Inspection also provides an opportunity to proactively demonstrate your commitment to achieving a safe and healthy workplace.
What does a General Safety Inspection involve?
A general workplace inspection should look at, and this just a short list:
- machinery – is it sufficiently maintained and guarded?
- systems of work – are designs safe and still being followed?
- hazardous substances – are they used and stored safely?
- manual handling – are staff adequately trained and using correct aids?
- workplace – is housekeeping good (no trailing wires etc)?
- fire precautions – are extinguishers in place and escape routes clear?
- welfare facilities – is a stocked first aid box in place, are toilets clean?
Avoid the temptation to routinely wander around – otherwise less obvious hazards can readily be missed. In addition to a physical inspection, you will need to carefully review your:
- management system to check its appropriate
- paperwork (risk assessments, equipment test certificates etc) to check its legally compliant
Any identified issues will form an action plan. Someone must be responsible for monitoring the plan to ensure action is taken.
The outcome must be recorded, along with the responsibilities and action timescales.
How often should you Inspect?
Much depends on the nature of your work.
Inspections may be required less often, for example, if the work environment is low risk such as in an administrative office.
But more frequent inspection will be needed if certain workplace areas or specific activities are high risk, or change rapidly or significantly.
Who should carry out the Safety Inspection?
You can carry out an inspection yourself or you can have it done externally. Ellis Whittam’s Health & Safety support can manage this for you.
One way of minimising the chances of less obvious hazards being missed is to have a fresh pair of eyes do the inspection – they may question things that have come to be accepted as ‘always being like that’.
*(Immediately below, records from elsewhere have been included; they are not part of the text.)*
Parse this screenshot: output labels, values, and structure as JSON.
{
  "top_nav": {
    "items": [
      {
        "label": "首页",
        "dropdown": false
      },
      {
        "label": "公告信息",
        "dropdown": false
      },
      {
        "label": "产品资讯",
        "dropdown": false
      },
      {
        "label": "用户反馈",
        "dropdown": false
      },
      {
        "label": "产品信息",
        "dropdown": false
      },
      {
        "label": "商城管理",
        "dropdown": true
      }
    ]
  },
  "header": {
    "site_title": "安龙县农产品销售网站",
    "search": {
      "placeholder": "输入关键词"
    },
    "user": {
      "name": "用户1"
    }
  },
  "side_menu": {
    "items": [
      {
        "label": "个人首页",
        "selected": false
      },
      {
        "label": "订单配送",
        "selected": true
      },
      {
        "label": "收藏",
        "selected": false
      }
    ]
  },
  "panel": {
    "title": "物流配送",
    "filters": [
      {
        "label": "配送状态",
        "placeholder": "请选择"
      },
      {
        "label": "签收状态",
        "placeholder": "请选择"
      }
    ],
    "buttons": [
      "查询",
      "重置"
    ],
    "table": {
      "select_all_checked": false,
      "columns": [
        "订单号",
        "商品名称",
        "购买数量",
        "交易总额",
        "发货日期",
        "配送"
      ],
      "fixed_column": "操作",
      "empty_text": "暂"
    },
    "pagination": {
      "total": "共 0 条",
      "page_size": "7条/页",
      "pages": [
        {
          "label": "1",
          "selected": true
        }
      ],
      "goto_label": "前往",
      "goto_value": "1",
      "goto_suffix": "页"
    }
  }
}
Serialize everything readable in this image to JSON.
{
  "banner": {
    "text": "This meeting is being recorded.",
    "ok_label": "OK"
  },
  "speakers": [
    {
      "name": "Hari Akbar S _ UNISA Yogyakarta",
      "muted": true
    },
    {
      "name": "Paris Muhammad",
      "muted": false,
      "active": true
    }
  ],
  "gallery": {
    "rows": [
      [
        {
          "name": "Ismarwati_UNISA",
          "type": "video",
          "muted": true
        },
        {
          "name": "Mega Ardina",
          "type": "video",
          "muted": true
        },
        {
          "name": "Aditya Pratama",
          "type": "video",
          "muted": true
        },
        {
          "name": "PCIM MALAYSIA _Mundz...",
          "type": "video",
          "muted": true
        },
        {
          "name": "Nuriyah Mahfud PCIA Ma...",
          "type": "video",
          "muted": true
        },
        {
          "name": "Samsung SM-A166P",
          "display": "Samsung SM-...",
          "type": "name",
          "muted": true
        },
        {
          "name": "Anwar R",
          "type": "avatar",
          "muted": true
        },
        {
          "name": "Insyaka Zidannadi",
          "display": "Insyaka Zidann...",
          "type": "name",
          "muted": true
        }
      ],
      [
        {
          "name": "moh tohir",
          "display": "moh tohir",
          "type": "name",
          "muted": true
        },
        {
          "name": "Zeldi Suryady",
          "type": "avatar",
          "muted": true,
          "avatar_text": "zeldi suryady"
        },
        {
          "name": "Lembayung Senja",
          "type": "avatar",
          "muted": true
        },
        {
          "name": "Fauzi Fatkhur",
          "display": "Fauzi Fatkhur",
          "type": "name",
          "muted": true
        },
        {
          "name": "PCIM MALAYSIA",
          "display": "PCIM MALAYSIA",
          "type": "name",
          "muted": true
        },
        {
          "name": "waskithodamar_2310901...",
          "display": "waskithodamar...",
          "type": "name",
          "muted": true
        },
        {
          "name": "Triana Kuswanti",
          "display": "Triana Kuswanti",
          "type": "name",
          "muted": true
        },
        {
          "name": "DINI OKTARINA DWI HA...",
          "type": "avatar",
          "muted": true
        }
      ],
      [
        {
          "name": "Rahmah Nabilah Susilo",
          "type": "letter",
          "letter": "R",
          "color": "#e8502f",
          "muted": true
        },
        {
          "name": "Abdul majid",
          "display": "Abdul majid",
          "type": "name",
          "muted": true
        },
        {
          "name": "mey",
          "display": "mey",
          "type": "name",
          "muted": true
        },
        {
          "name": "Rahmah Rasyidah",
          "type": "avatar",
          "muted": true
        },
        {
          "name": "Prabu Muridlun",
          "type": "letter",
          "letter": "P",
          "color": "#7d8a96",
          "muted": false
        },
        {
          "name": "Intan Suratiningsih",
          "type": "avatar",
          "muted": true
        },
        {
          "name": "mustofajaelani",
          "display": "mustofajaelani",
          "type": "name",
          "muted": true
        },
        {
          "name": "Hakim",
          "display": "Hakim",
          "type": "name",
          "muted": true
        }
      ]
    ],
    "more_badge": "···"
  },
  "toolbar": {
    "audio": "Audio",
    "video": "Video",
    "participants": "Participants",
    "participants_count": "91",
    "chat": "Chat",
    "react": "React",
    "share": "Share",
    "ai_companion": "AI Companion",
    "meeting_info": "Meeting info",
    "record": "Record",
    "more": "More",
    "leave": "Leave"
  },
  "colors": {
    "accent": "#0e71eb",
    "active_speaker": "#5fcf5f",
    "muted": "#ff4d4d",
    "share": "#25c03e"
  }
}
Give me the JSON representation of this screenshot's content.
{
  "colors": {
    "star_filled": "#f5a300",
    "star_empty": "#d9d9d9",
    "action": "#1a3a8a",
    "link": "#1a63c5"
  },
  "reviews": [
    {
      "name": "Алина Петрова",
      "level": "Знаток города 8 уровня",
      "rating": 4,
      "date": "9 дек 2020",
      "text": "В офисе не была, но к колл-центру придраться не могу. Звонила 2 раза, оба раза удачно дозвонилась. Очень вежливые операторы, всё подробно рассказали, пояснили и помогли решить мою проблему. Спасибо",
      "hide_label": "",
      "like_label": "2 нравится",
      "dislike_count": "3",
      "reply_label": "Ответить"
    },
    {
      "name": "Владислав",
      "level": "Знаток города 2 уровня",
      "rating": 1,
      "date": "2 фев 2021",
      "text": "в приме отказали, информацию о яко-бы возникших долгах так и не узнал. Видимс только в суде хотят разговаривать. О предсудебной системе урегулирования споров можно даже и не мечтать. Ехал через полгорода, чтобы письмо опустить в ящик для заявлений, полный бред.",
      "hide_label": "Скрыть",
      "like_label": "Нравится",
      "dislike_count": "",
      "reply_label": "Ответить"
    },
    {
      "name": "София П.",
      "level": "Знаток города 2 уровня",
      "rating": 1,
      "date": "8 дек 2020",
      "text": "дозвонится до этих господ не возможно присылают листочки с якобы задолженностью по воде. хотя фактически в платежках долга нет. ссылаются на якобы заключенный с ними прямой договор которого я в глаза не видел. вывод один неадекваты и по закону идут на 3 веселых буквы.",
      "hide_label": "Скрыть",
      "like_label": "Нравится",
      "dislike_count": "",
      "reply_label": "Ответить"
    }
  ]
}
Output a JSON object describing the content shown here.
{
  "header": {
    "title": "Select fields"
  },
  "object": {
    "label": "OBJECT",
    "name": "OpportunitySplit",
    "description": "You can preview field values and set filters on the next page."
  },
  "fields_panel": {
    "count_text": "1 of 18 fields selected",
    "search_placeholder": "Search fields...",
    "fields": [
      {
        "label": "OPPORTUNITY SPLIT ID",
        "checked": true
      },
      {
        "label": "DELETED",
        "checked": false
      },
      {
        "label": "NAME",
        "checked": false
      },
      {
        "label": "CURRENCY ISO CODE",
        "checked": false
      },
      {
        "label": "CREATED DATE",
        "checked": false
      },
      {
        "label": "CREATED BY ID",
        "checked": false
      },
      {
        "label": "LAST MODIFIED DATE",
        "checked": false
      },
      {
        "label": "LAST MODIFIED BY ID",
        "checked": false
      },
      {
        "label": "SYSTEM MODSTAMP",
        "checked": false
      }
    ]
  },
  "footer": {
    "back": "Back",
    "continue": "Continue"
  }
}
But whoever inspects, they must have sufficient knowledge and experience to enable them to know:
- what to look at
- what to look for
- what to do if they find a problem
Indeed, if the inspection isn’t carried out by a competent professional, there’ll be a higher chance errors and problems won’t be detected.
The Management of Health & Safety at Work Regulations 1999 say employers must have Health & Safety assistance from a ‘Competent Person’. In other words, the person doing the inspection must be able to make sure you’re:
- suitably managing Health & Safety risks
- complying with Health & Safety law
The regulations go on to say the ‘Competent Person’ must have ‘sufficient training and experience or knowledge and other qualities’.
Get Specialist Help
Inspections are really important – not least because they help to check everything’s in keeping with what’s legally required.
But if you don’t feel confident doing your own checks, then let inspector Ellis Whittam do them for you! We can ensure your premises, activities and systems are fully compliant with Health & Safety law.
Our Health & Safety specialists can also:
- Act as your ‘Competent Person’
- Carry out risk assessments and safety audits
- Write you a Health & Safety policy
Why Ellis Whittam?
Health & Safety law is huge, complex and constantly changes.
While there’s no shortage of Health & Safety consultants to help you develop your Health & Safety systems – ask yourself, what do they know about the law?
Registered occupational safety and health consultants must have a degree level qualification. But rival consultants are typically geography or environmental studies graduates with little or no legal background. In plain English, such qualifications might be labelled ‘Mickey Mouse’ or little more rigorous than advanced colouring-in!
Talk to the Professionals
In stark contrast, Ellis Whittam’s consultants have outstanding relevant qualifications and vast experience. Crucially, many advisers are professionally qualified lawyers with specific industry knowledge.
With a much more suitable skillset, Ellis Whittam’s consultants are best placed to keep your organisation on the right side of the law!
Contact us for more information.